RC: What are some big challenges in your particular market and how is Greenwood addressing them?  

JJ: One of the biggest challenges we have faced is the bottleneck in construction material availability, as well as the rising prices on material due to inflation. Luckily our senior team, led by Klein, was able to combat a lot of the supply chain issues to allocate finances ahead of time to purchase and store material to help us navigate through the difficult times. This kept many of our projects from being delayed, and essentially saved our clients from added fees and uncontrollable delays.

“Our economy and industry are at a point in time where industry leaders, cultural influencers and newer technology can define our industry for the next generations to come. I feel my approach has given our company a better understanding of how to create a culture of success.”

RC: Do you see a generational difference your own company and how does it work?

JJ: Generational differences exist within all corporations, but it is more pronounced in the trades. For centuries, we have relied on the trades to build out the infrastructure of our existence. There is something to say about “old school” versus “new school.”

Older generations carry a sense of responsibility to continue to educate the newer generations and to encourage them to not lose the moral value of hard work ethic, trust, good workmanship, and loyalty. The new generations is able to bring value as they influence innovative ways to perform work. They educate older generations on technology that can enhance monitoring oversights and procedures — whether its innovative ways to estimate, CRMs that help monitor projects and crew performance, or simplified ways to close out projects and track change orders. 

RC: Where do you fit in and what’s your approach?

JJ: My generation really has the best of both worlds. I feel I have an old-school mentality with an enhanced ability to source and continuously seek new, innovative was to manage and run a successful business from the top down. 

My advice: Have a sense of direction and keep an open mind. This will guide you through the differences you may have between generations and generations to come!     

RC: Do you see your age as an advantage or disadvantage in this business?  

JJ: I see my age as an opportunity to lead our youth and generations to come into an exciting, evolving era in the construction industry. Our economy and industry are at a point in time where industry leaders, cultural influencers and newer technology can define our industry for the next generations to come. I feel my approach has given our company a better understanding of how to create a culture of success. Integrating new ways of managing business through technology, marketing through social media and newly identified resources of media flow. Utilizing forward thinking to bring older and new generations together — to think and work together for growth. 

RC: What area of your roofing business are you the most passionate about? Why 

JJ: I am most passionate for GRS’ success and the continued growth of Greenwood Industries as a whole. I find that their success drives me to work harder to make sure they have the proper resources and tools to make their jobs go smoother. Our success as a team is what separates us from our competition as a service division. Everyone has a job to do, everyone leads by example.

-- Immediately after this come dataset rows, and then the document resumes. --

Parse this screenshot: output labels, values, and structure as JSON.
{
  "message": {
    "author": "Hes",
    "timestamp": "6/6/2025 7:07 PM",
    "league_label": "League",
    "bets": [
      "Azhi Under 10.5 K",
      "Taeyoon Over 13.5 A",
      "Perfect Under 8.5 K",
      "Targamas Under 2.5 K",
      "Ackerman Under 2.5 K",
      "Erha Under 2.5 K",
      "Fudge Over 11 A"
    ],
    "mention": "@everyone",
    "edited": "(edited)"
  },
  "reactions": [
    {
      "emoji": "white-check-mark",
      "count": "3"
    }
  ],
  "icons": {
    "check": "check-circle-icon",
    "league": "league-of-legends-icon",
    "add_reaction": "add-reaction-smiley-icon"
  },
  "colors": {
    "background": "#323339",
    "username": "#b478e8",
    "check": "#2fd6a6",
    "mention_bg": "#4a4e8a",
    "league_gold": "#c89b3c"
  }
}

If one fails, then another will pick him or her up and help them succeed.

RC: What are you doing when you are not thinking about roofing? 

JJ: I spend my time chasing my children around and watching them play sports. I am an avid fisherman, I like to surf cast off the New Hampshire seacoast for striped bass. I mountain bike, hike, and occasionally swing the golf clubs during the warmer months. 

Sponsored by: Johns Manville PODCAST: Young Gun Joe Jolicoeur's Drive for Success